Aran Kanagaratnam II/ISS DAP
Alfred the Great
Very few monarchs have been as successful as Alfred, proved by his title 'the Great'. However this ninth century monarch of the Western Saxons achieved much in his reign, demonstrating military skill and innovation, governance that inspired his followers, a revision of the law, but most importantly the promotion of scholarship and education. It is because of these vital reforms, at a period where Britain was under constant attack from the Vikings, who were extremely fearsome warriors, that so many important people and historians have lauded him with praise. Winston Churchill once described him as 'the greatest Englishman who ever lived'.
The main reason why Alfred felt a need to improve education during his reign was because the monasteries and churches, (which were the centres of learning and education) were under unceasing attack from the Vikings and thus many books and other artefacts had been raided.
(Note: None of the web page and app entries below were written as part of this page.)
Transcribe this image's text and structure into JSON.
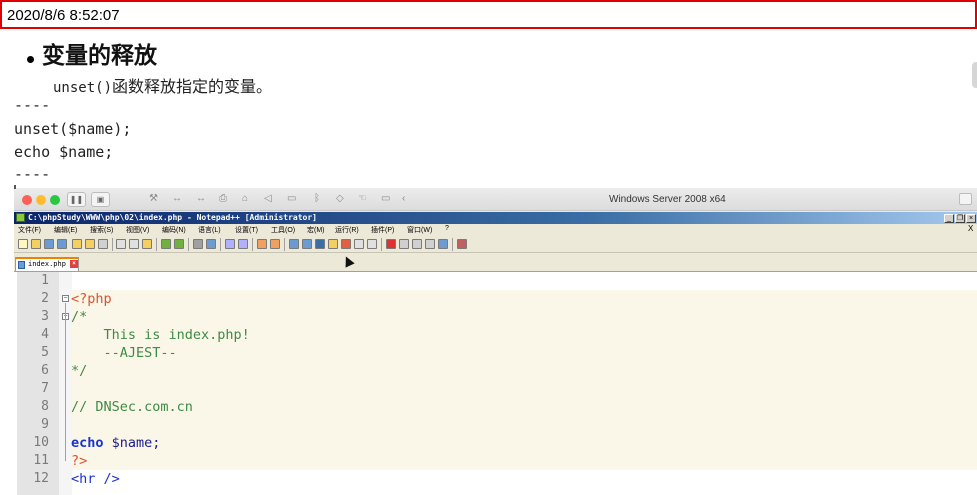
{
  "timestamp": "2020/8/6 8:52:07",
  "slide": {
    "heading": "变量的释放",
    "desc_code": "unset()",
    "desc_text": "函数释放指定的变量。",
    "lines": [
      "----",
      "unset($name);",
      "echo $name;",
      "----"
    ]
  },
  "vm_window": {
    "title": "Windows Server 2008 x64"
  },
  "notepadpp": {
    "title": "C:\\phpStudy\\WWW\\php\\02\\index.php - Notepad++ [Administrator]",
    "menu": [
      "文件(F)",
      "编辑(E)",
      "搜索(S)",
      "视图(V)",
      "编码(N)",
      "语言(L)",
      "设置(T)",
      "工具(O)",
      "宏(M)",
      "运行(R)",
      "插件(P)",
      "窗口(W)",
      "?"
    ],
    "menu_close": "X",
    "tab_label": "index.php",
    "code_lines": [
      {
        "num": "1",
        "parts": []
      },
      {
        "num": "2",
        "parts": [
          {
            "t": "<?php",
            "c": "tag"
          }
        ]
      },
      {
        "num": "3",
        "parts": [
          {
            "t": "/*",
            "c": "com"
          }
        ]
      },
      {
        "num": "4",
        "parts": [
          {
            "t": "    This is index.php!",
            "c": "com"
          }
        ]
      },
      {
        "num": "5",
        "parts": [
          {
            "t": "    --AJEST--",
            "c": "com"
          }
        ]
      },
      {
        "num": "6",
        "parts": [
          {
            "t": "*/",
            "c": "com"
          }
        ]
      },
      {
        "num": "7",
        "parts": []
      },
      {
        "num": "8",
        "parts": [
          {
            "t": "// DNSec.com.cn",
            "c": "com"
          }
        ]
      },
      {
        "num": "9",
        "parts": []
      },
      {
        "num": "10",
        "parts": [
          {
            "t": "echo",
            "c": "kw"
          },
          {
            "t": " $name;",
            "c": "var"
          }
        ]
      },
      {
        "num": "11",
        "parts": [
          {
            "t": "?>",
            "c": "tag"
          }
        ]
      },
      {
        "num": "12",
        "parts": [
          {
            "t": "<hr />",
            "c": "html"
          }
        ]
      }
    ]
  }
}
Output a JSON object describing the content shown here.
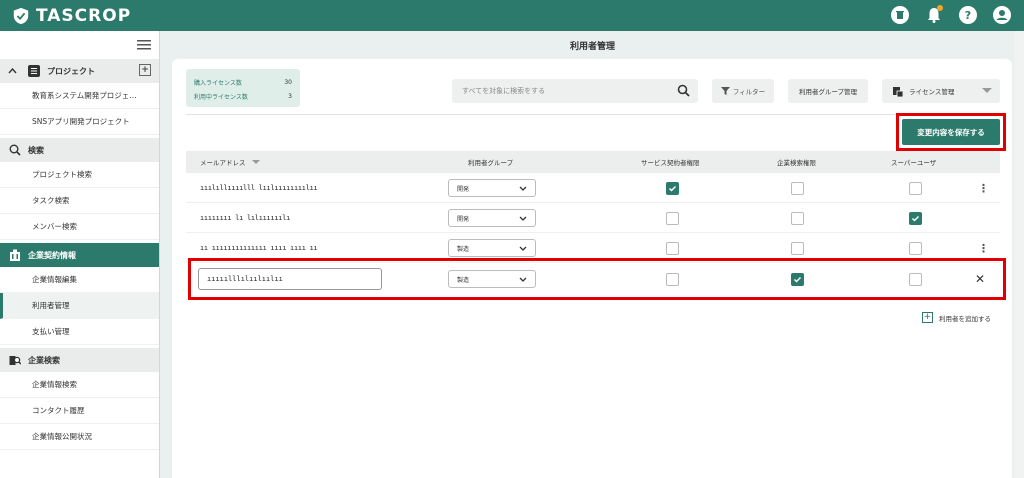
{
  "app": {
    "name": "TASCROP"
  },
  "colors": {
    "brand": "#2c7a6b",
    "highlight": "#e00000",
    "notification": "#f5a623"
  },
  "header_icons": [
    "trash-icon",
    "bell-icon",
    "help-icon",
    "user-icon"
  ],
  "sidebar": {
    "project_section": "プロジェクト",
    "projects": [
      "教育系システム開発プロジェ…",
      "SNSアプリ開発プロジェクト"
    ],
    "search_section": "検索",
    "search_items": [
      "プロジェクト検索",
      "タスク検索",
      "メンバー検索"
    ],
    "contract_section": "企業契約情報",
    "contract_items": [
      "企業情報編集",
      "利用者管理",
      "支払い管理"
    ],
    "company_search_section": "企業検索",
    "company_search_items": [
      "企業情報検索",
      "コンタクト履歴",
      "企業情報公開状況"
    ]
  },
  "page": {
    "title": "利用者管理"
  },
  "license": {
    "purchased_label": "購入ライセンス数",
    "purchased_value": "30",
    "in_use_label": "利用中ライセンス数",
    "in_use_value": "3"
  },
  "toolbar": {
    "search_placeholder": "すべてを対象に検索をする",
    "filter_label": "フィルター",
    "group_label": "利用者グループ管理",
    "license_label": "ライセンス管理",
    "save_label": "変更内容を保存する"
  },
  "table": {
    "headers": {
      "email": "メールアドレス",
      "group": "利用者グループ",
      "service": "サービス契約者権限",
      "search": "企業検索権限",
      "super": "スーパーユーザ"
    },
    "rows": [
      {
        "email": "ııılıllıııılll lıılıııııııılıı",
        "group": "開発",
        "service": true,
        "search": false,
        "super": false,
        "action": "⋮"
      },
      {
        "email": "ıııııııı lı lılıııııılı",
        "group": "開発",
        "service": false,
        "search": false,
        "super": true,
        "action": ""
      },
      {
        "email": "ıı ıııııııııııııı ıııı ıııı ıı",
        "group": "製造",
        "service": false,
        "search": false,
        "super": false,
        "action": "⋮"
      }
    ],
    "editing_row": {
      "email": "ııııılllılıılıılıı",
      "group": "製造",
      "service": false,
      "search": true,
      "super": false,
      "action": "✕"
    }
  },
  "add_user_label": "利用者を追加する"
}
Alfred, being a devout Christian, believed that the Viking raids were a punishment from God for people's sins, specifically the decline in learning. He offered patronage to scholars across Britain and Wales and he himself learnt Latin, translating works such as Boethius' The Consolations of Philosophy into Anglo-Saxon poetry over a period of over twenty years from 871 A.D till 899 A.D. This work furthered the Anglo-Saxon language and for this alone Alfred should be commended; as only monks and a few others knew Latin and thus advanced the Anglo-Saxon language. By doing this he set an example to his people: that even in these Dark times when Wessex was struggling to keep the Vikings out, he still valued a society that valued learning and education. According to Asser (the Welsh monk who was commissioned by Alfred to write his biography in 893) Alfred, 'believed that learning...